First and foremost, we are not a museum. PW is an institute that combines the arts and sciences as well as other disciplines such as tech, cuisine, and even horticulture. While our programming includes a variegated panoply of curated visual arts and science exhibitions as well as music and dance performances, public events and lectures, we also have studios where thinkers from all fields work on independent projects. I stress this latter activity as Pioneer Works is in all instances a “museum of process.” A place that is predicated on exchange and production, and not on consumption or distribution alone.
STEAM – You’ve started a movement – what important lessons have you learned from your multi-disciplinary approach?
Look. While a meteor killed the dinosaurs, climate change is our existential threat. Considering that human impact made this problem, we have become the meteor. Thing is, it hasn’t struck yet; we have about 12-years left to skew this course. While industry now makes many poisons, a cure can only be found by greater invention, and this has to be scaled. As for the A in STEM, I find it funny that “arts” are somehow mentioned off-hand as an afterthought, or something you can just sprinkle on the top. Expanding the arts to mean the humanities, or the liberal arts, these fields only birthed philosophy, law, government, economics, religion, you know “small stuff” — in fact, last time I checked, most of the “sciences” as we know them today grew out of philosophy from Hobbs and Bacon to Descartes and Pascal, and so forth. The idea that there are knowledge hierarchies is what has led to the silo-ing of thought, and socially, it’s just divisive. The positive thing about putting the arts with the sciences is that they present compound lenses to play off each other so as to think past blindsides like false positives, biases, etc. But on the negative, you just simply can’t make thinking instrumental…ideas just want to be free, but they want to inform and rebound off each other. Through these dialogs, we can build not a better, but a greater future.
“The positive thing about putting the arts with the sciences is that they present compound lenses to play off each other so as to think past blindsides like false positives, biases, etc.” – Dustin Yellin

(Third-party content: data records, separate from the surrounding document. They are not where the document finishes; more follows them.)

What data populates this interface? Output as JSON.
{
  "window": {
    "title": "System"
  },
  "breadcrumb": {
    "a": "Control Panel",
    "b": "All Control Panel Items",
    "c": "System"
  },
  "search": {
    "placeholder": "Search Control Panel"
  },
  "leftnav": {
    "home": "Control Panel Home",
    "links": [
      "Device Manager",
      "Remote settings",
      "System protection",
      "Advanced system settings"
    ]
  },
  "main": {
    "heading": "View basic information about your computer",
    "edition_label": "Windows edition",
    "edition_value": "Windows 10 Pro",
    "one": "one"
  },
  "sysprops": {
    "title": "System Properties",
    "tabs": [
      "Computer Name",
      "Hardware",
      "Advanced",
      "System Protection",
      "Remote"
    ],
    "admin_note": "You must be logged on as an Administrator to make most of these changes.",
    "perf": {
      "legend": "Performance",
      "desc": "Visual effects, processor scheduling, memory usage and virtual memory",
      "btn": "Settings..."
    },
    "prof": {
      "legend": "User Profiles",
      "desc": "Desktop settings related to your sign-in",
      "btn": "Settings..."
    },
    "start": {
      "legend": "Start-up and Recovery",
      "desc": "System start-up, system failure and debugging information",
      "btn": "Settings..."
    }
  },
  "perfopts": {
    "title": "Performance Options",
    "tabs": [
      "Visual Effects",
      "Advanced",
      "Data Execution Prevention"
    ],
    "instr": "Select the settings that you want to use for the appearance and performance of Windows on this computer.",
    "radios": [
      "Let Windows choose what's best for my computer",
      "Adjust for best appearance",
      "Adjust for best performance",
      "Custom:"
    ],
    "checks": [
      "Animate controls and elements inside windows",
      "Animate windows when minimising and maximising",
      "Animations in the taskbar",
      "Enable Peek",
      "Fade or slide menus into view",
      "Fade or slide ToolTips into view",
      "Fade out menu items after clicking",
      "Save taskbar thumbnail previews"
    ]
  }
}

AI continues to change the way we live and the way we create – what do you see as the positives and the negatives of our new technologies? How will they impact the future of art?
Folding back on the above, bias, false positives, and unforeseen consequences are the biggest issues with AI. While killer robots or a networked washing machine that falls in love with a networked toaster and forgets to drain might happen, data discrimination is a reality today that needs to be attended to – just like issues of surveillance, access, etc. Again, these are social concerns; what kind of ethics, rules, procedures, and moreover protections should these technologies bare. You can’t just drive a Ferrari as fast as you can, whenever you can, and as drunk as you can. The positive thing will be how we come together as people to have a sober discussion on the pros and cons of AI, and figure out a way to organize it in the most equitable way possible.
Can you share your favorite ‘Coming Soon from Pioneer Works’ story with us?
That’s like picking a favorite child; just come by, share a coffee, and play with everyone.
Thank you to our 800 plus global contributors, teachers, entrepreneurs, researchers, business leaders, students and thought leaders from every domain for sharing your perspectives on the future of learning with The Global Search for Education each month.
C. M. Rubin (Cathy) is the Founder of CMRubinWorld, an online publishing company focused on the future of global learning and the co-founder of Planet Classroom. She is the author of three best-selling books and two widely read online series. Rubin received 3 Upton Sinclair Awards for “The Global Search for Education”. The series which advocates for all learners was launched in 2010 and brings together distinguished thought leaders from around the world to explore the key education issues faced by nations.
Follow C. M. Rubin on Twitter: www.twitter.com/@cmrubinworld